Assigned task
When the string "illustration" is part of a line in the data below, report the whole line.

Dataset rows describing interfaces
*** Block opens ***

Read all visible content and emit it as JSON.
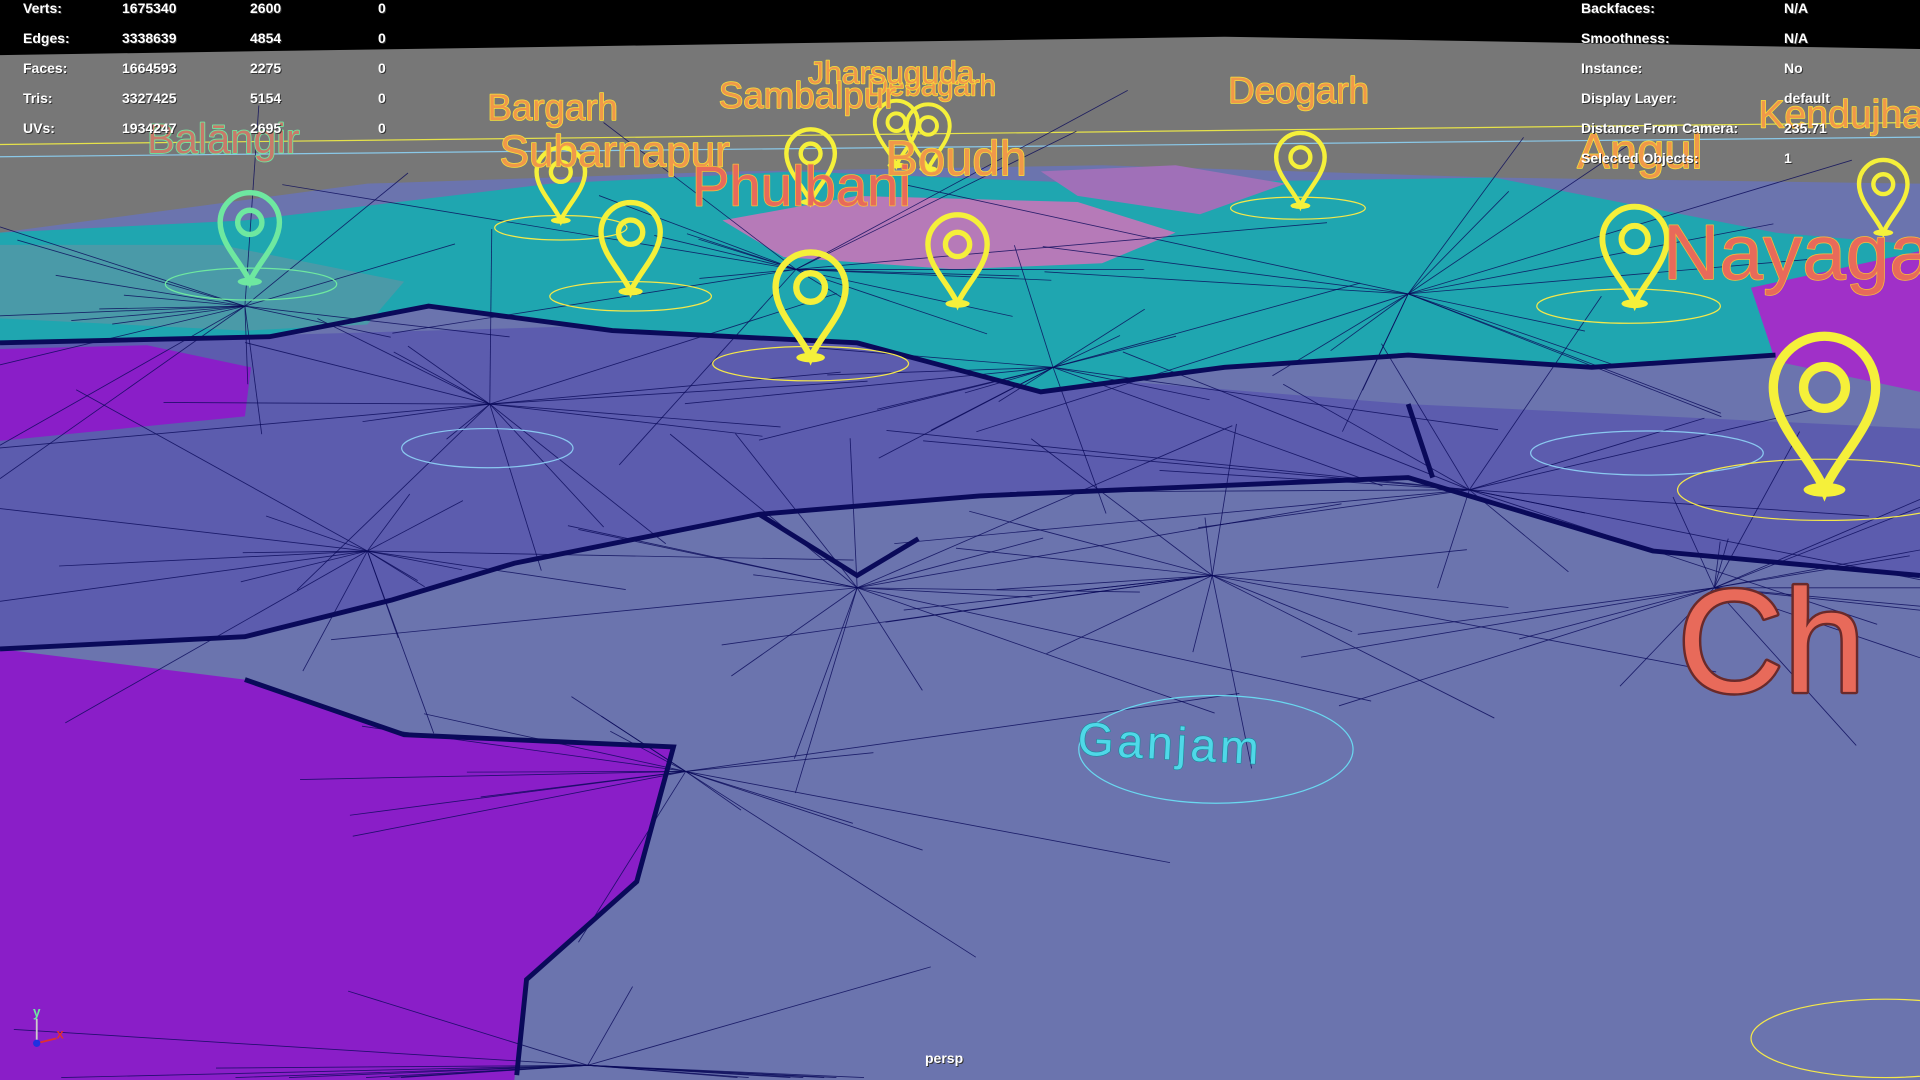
{
  "hud_left": {
    "rows": [
      {
        "label": "Verts:",
        "total": "1675340",
        "selected": "2600",
        "extra": "0"
      },
      {
        "label": "Edges:",
        "total": "3338639",
        "selected": "4854",
        "extra": "0"
      },
      {
        "label": "Faces:",
        "total": "1664593",
        "selected": "2275",
        "extra": "0"
      },
      {
        "label": "Tris:",
        "total": "3327425",
        "selected": "5154",
        "extra": "0"
      },
      {
        "label": "UVs:",
        "total": "1934247",
        "selected": "2695",
        "extra": "0"
      }
    ]
  },
  "hud_right": {
    "rows": [
      {
        "label": "Backfaces:",
        "value": "N/A"
      },
      {
        "label": "Smoothness:",
        "value": "N/A"
      },
      {
        "label": "Instance:",
        "value": "No"
      },
      {
        "label": "Display Layer:",
        "value": "default"
      },
      {
        "label": "Distance From Camera:",
        "value": "235.71"
      },
      {
        "label": "Selected Objects:",
        "value": "1"
      }
    ]
  },
  "camera_name": "persp",
  "axis": {
    "y": "y",
    "x": "x"
  },
  "district_labels": {
    "balangir": "Balāngir",
    "bargarh": "Bargarh",
    "sambalpur": "Sambalpur",
    "jharsuguda": "Jharsuguda",
    "debagarh": "Debagarh",
    "deogarh": "Deogarh",
    "subarnapur": "Subarnapur",
    "phulbani": "Phulbani",
    "boudh": "Boudh",
    "angul": "Angul",
    "kendujhar": "Kendujhar",
    "nayagarh": "Nayagarh",
    "chilika": "Ch",
    "ganjam": "Ganjam"
  },
  "colors": {
    "background_top": "#000000",
    "horizon": "#777777",
    "teal_region": "#1fa6b0",
    "purple_region": "#5c5cae",
    "lavender_region": "#6b74ae",
    "magenta_region": "#8a1ec8",
    "pink_region": "#b67ab8",
    "wire": "#0a0a5a",
    "pin": "#f5f03a"
  }
}
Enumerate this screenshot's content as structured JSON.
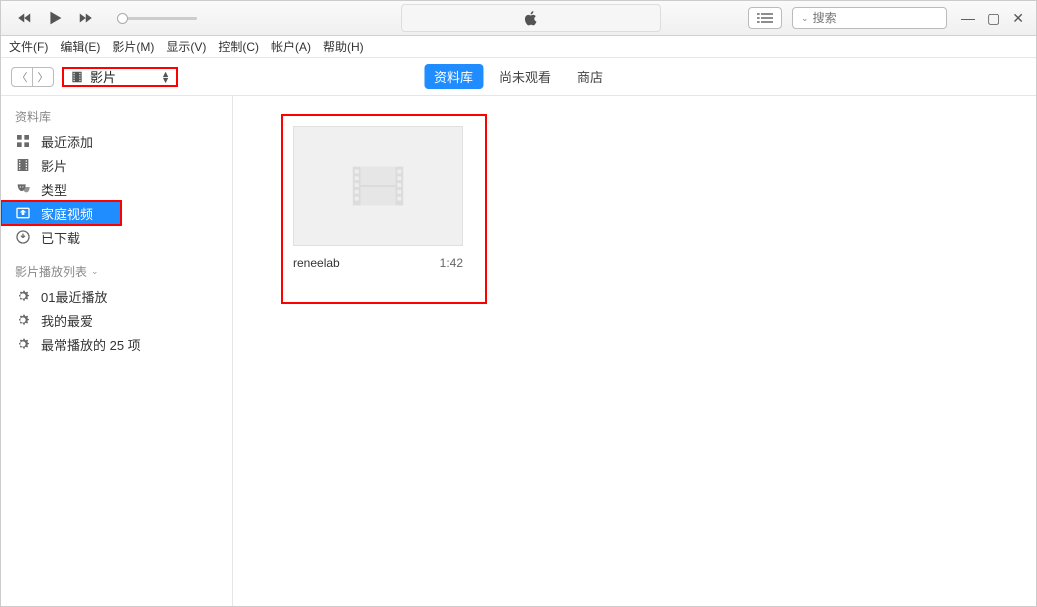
{
  "search": {
    "placeholder": "搜索"
  },
  "menubar": [
    "文件(F)",
    "编辑(E)",
    "影片(M)",
    "显示(V)",
    "控制(C)",
    "帐户(A)",
    "帮助(H)"
  ],
  "mediaDropdown": {
    "label": "影片"
  },
  "tabs": [
    {
      "label": "资料库",
      "active": true
    },
    {
      "label": "尚未观看",
      "active": false
    },
    {
      "label": "商店",
      "active": false
    }
  ],
  "sidebar": {
    "sectionLibrary": "资料库",
    "libraryItems": [
      {
        "label": "最近添加",
        "icon": "grid"
      },
      {
        "label": "影片",
        "icon": "film"
      },
      {
        "label": "类型",
        "icon": "masks"
      },
      {
        "label": "家庭视频",
        "icon": "home",
        "selected": true,
        "highlight": true
      },
      {
        "label": "已下载",
        "icon": "download"
      }
    ],
    "sectionPlaylists": "影片播放列表",
    "playlistItems": [
      {
        "label": "01最近播放",
        "icon": "gear"
      },
      {
        "label": "我的最爱",
        "icon": "gear"
      },
      {
        "label": "最常播放的 25 项",
        "icon": "gear"
      }
    ]
  },
  "video": {
    "title": "reneelab",
    "duration": "1:42"
  }
}
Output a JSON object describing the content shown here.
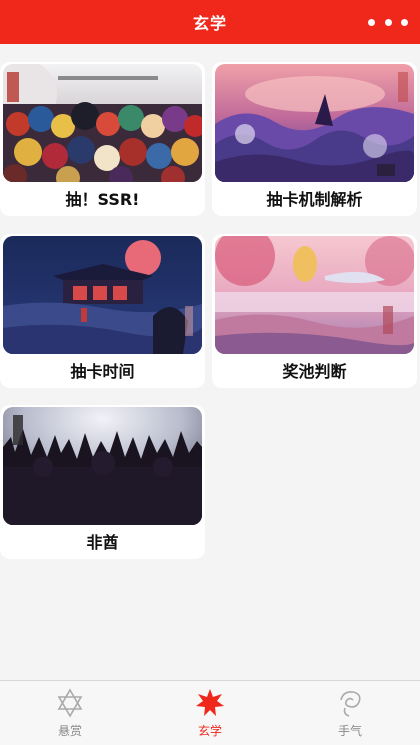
{
  "header": {
    "title": "玄学",
    "more_icon": "more-dots-icon"
  },
  "cards": [
    {
      "label": "抽！SSR!",
      "image": "shikigami-crowd-illustration"
    },
    {
      "label": "抽卡机制解析",
      "image": "purple-sea-waves-illustration"
    },
    {
      "label": "抽卡时间",
      "image": "night-shrine-red-moon-illustration"
    },
    {
      "label": "奖池判断",
      "image": "pink-cherry-blossom-illustration"
    },
    {
      "label": "非酋",
      "image": "dark-crowd-silhouette-illustration"
    }
  ],
  "tabs": [
    {
      "label": "悬赏",
      "icon": "hexagram-icon",
      "active": false
    },
    {
      "label": "玄学",
      "icon": "star-burst-icon",
      "active": true
    },
    {
      "label": "手气",
      "icon": "swirl-icon",
      "active": false
    }
  ],
  "colors": {
    "accent": "#f0281c",
    "inactive": "#888888"
  }
}
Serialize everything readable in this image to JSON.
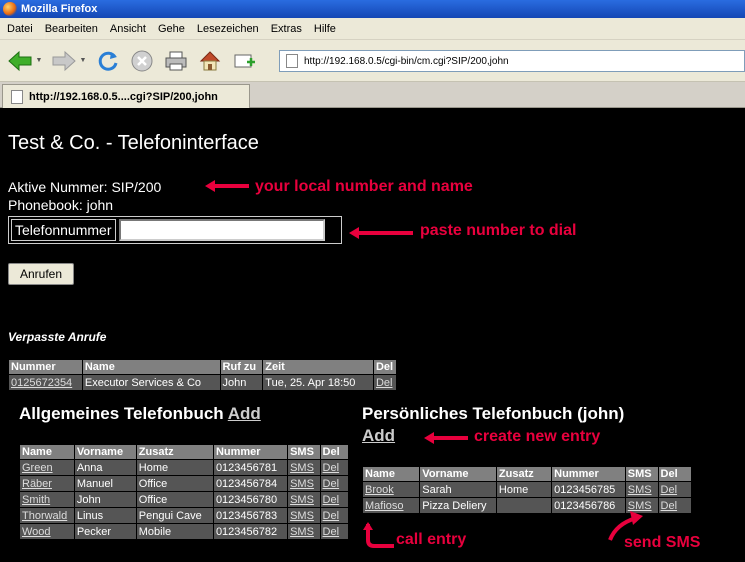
{
  "window": {
    "title": "Mozilla Firefox"
  },
  "menu": [
    "Datei",
    "Bearbeiten",
    "Ansicht",
    "Gehe",
    "Lesezeichen",
    "Extras",
    "Hilfe"
  ],
  "address": {
    "url": "http://192.168.0.5/cgi-bin/cm.cgi?SIP/200,john"
  },
  "tab": {
    "title": "http://192.168.0.5....cgi?SIP/200,john"
  },
  "page": {
    "title": "Test & Co. - Telefoninterface",
    "active_number": "Aktive Nummer: SIP/200",
    "phonebook": "Phonebook: john",
    "dial_label": "Telefonnummer",
    "dial_value": "",
    "call_button": "Anrufen",
    "missed_heading": "Verpasste Anrufe",
    "general_heading": "Allgemeines Telefonbuch",
    "personal_heading": "Persönliches Telefonbuch (john)",
    "add_label": "Add"
  },
  "missed": {
    "headers": [
      "Nummer",
      "Name",
      "Ruf zu",
      "Zeit",
      "Del"
    ],
    "rows": [
      [
        "0125672354",
        "Executor Services & Co",
        "John",
        "Tue, 25. Apr 18:50",
        "Del"
      ]
    ]
  },
  "general": {
    "headers": [
      "Name",
      "Vorname",
      "Zusatz",
      "Nummer",
      "SMS",
      "Del"
    ],
    "rows": [
      [
        "Green",
        "Anna",
        "Home",
        "0123456781",
        "SMS",
        "Del"
      ],
      [
        "Räber",
        "Manuel",
        "Office",
        "0123456784",
        "SMS",
        "Del"
      ],
      [
        "Smith",
        "John",
        "Office",
        "0123456780",
        "SMS",
        "Del"
      ],
      [
        "Thorwald",
        "Linus",
        "Pengui Cave",
        "0123456783",
        "SMS",
        "Del"
      ],
      [
        "Wood",
        "Pecker",
        "Mobile",
        "0123456782",
        "SMS",
        "Del"
      ]
    ]
  },
  "personal": {
    "headers": [
      "Name",
      "Vorname",
      "Zusatz",
      "Nummer",
      "SMS",
      "Del"
    ],
    "rows": [
      [
        "Brook",
        "Sarah",
        "Home",
        "0123456785",
        "SMS",
        "Del"
      ],
      [
        "Mafioso",
        "Pizza Deliery",
        "",
        "0123456786",
        "SMS",
        "Del"
      ]
    ]
  },
  "annotations": {
    "local": "your local number and name",
    "dial": "paste number to dial",
    "create": "create new entry",
    "call": "call entry",
    "sms": "send SMS",
    "color": "#e8003d"
  }
}
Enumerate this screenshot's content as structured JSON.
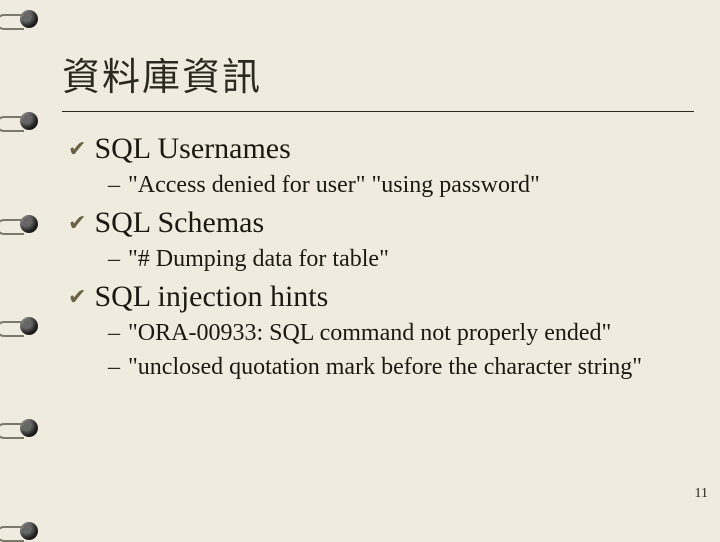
{
  "title": "資料庫資訊",
  "sections": [
    {
      "heading": "SQL Usernames",
      "items": [
        "\"Access denied for user\" \"using password\""
      ]
    },
    {
      "heading": "SQL Schemas",
      "items": [
        "\"# Dumping data for table\""
      ]
    },
    {
      "heading": "SQL injection hints",
      "items": [
        "\"ORA-00933: SQL command not properly ended\"",
        "\"unclosed quotation mark before the character string\""
      ]
    }
  ],
  "page_number": "11"
}
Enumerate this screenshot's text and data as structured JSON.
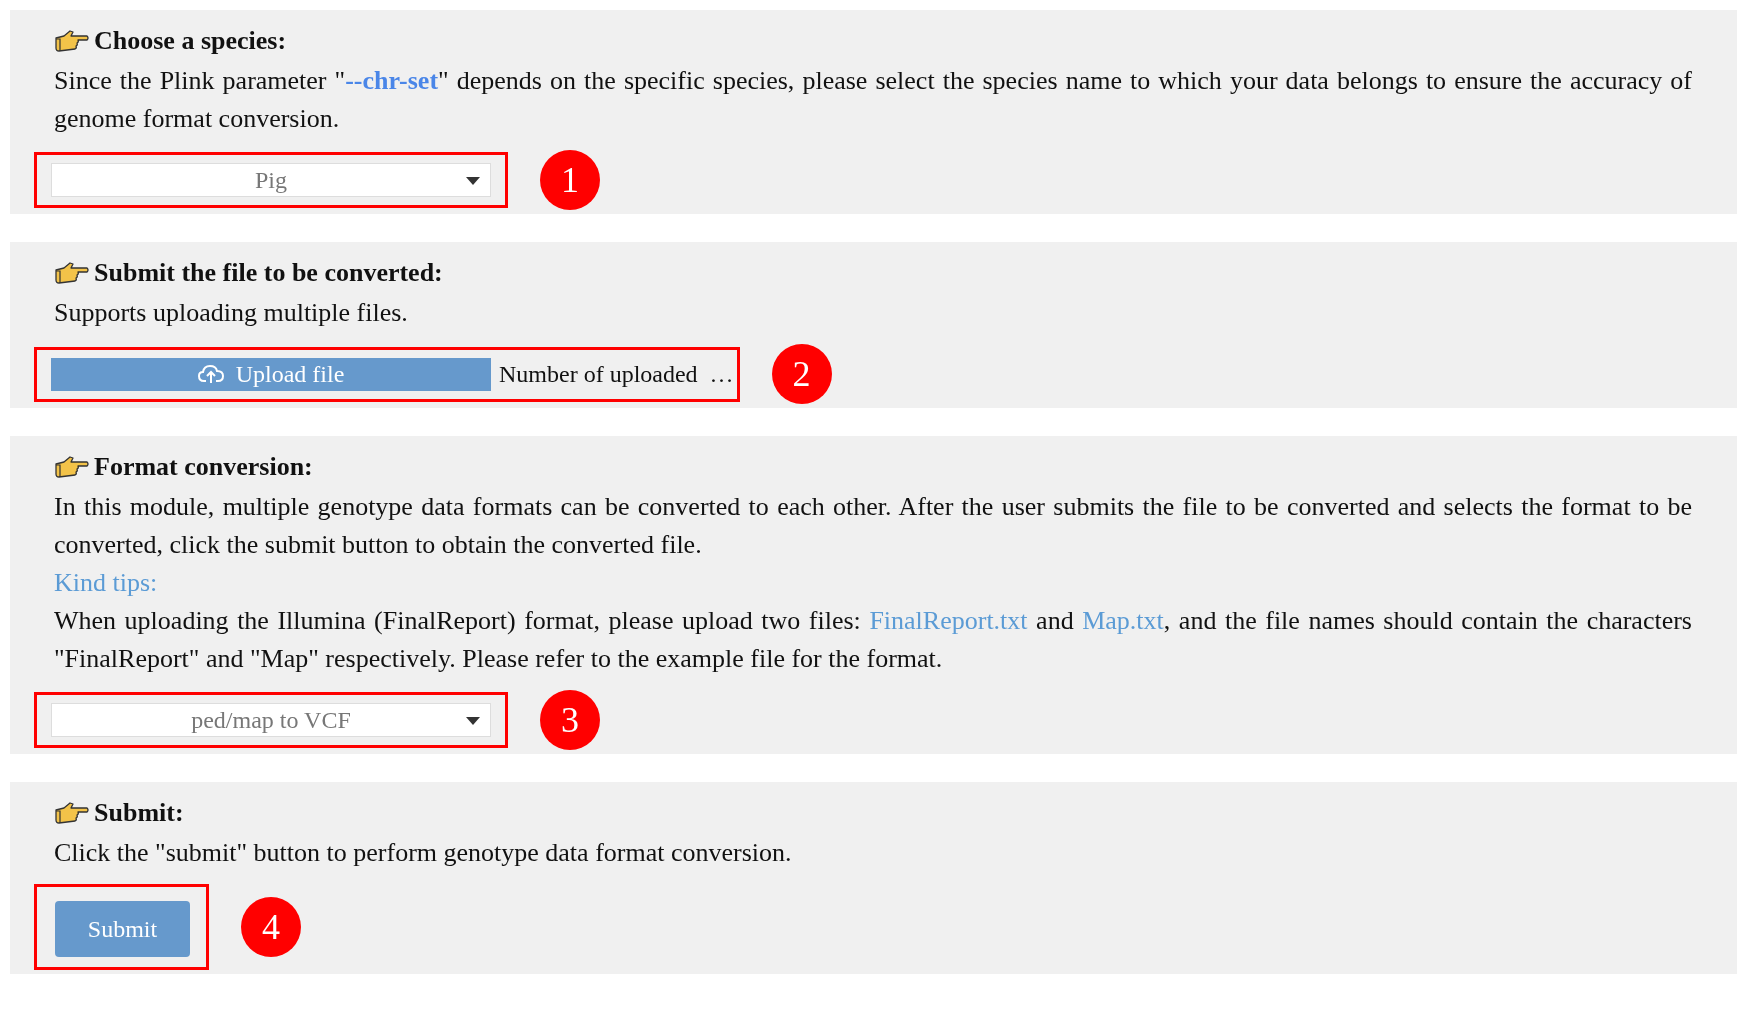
{
  "sections": [
    {
      "kind": "select",
      "title": "Choose a species:",
      "paragraphs": [
        [
          {
            "kind": "text",
            "text": "Since the Plink parameter \""
          },
          {
            "kind": "keyword",
            "text": "--chr-set"
          },
          {
            "kind": "text",
            "text": "\" depends on the specific species, please select the species name to which your data belongs to ensure the accuracy of genome format conversion."
          }
        ]
      ],
      "control": {
        "value": "Pig"
      },
      "marker": "1"
    },
    {
      "kind": "upload",
      "title": "Submit the file to be converted:",
      "paragraphs": [
        [
          {
            "kind": "text",
            "text": "Supports uploading multiple files."
          }
        ]
      ],
      "control": {
        "label": "Upload file",
        "status": "Number of uploaded  …"
      },
      "marker": "2"
    },
    {
      "kind": "select",
      "title": "Format conversion:",
      "paragraphs": [
        [
          {
            "kind": "text",
            "text": "In this module, multiple genotype data formats can be converted to each other. After the user submits the file to be converted and selects the format to be converted, click the submit button to obtain the converted file."
          }
        ],
        [
          {
            "kind": "tip",
            "text": "Kind tips:"
          }
        ],
        [
          {
            "kind": "text",
            "text": "When uploading the Illumina (FinalReport) format, please upload two files: "
          },
          {
            "kind": "link",
            "text": "FinalReport.txt"
          },
          {
            "kind": "text",
            "text": " and "
          },
          {
            "kind": "link",
            "text": "Map.txt"
          },
          {
            "kind": "text",
            "text": ", and the file names should contain the characters \"FinalReport\" and \"Map\" respectively. Please refer to the example file for the format."
          }
        ]
      ],
      "control": {
        "value": "ped/map to VCF"
      },
      "marker": "3"
    },
    {
      "kind": "submit",
      "title": "Submit:",
      "paragraphs": [
        [
          {
            "kind": "text",
            "text": "Click the \"submit\" button to perform genotype data format conversion."
          }
        ]
      ],
      "control": {
        "label": "Submit"
      },
      "marker": "4"
    }
  ]
}
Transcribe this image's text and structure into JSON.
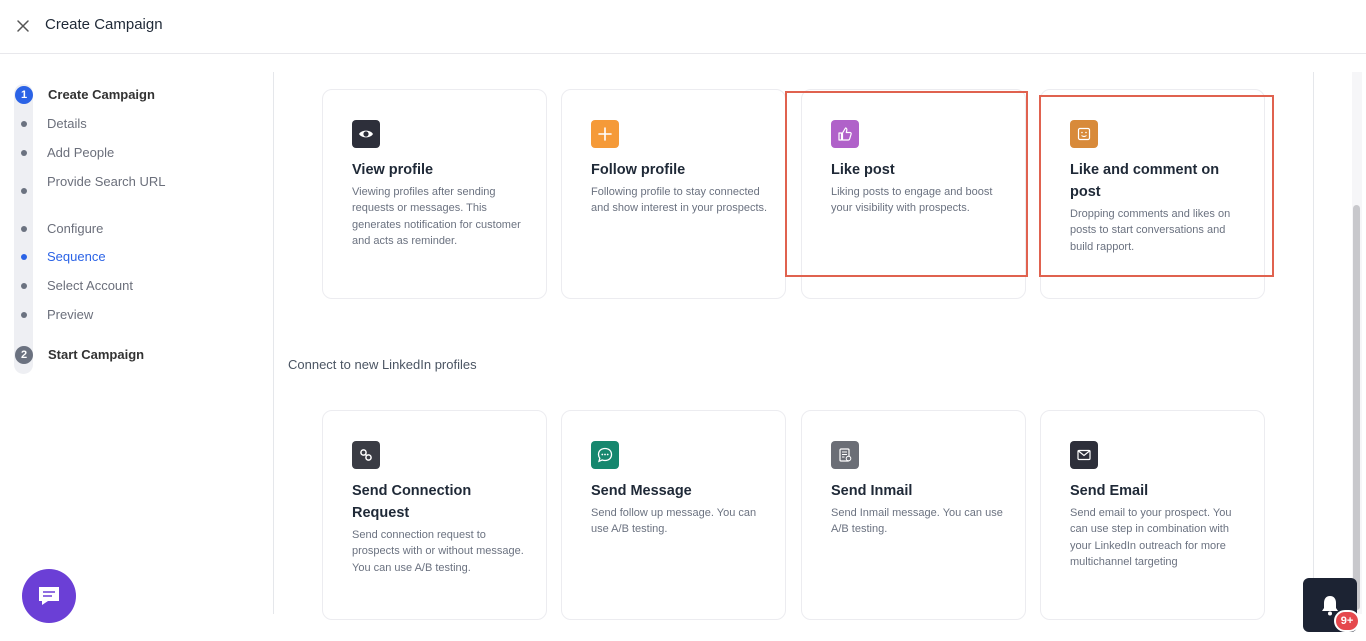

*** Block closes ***

Task solution
      "image": "shikigami-crowd-illustration"
      "image": "purple-sea-waves-illustration"
      "image": "night-shrine-red-moon-illustration"
      "image": "pink-cherry-blossom-illustration"
      "image": "dark-crowd-silhouette-illustration"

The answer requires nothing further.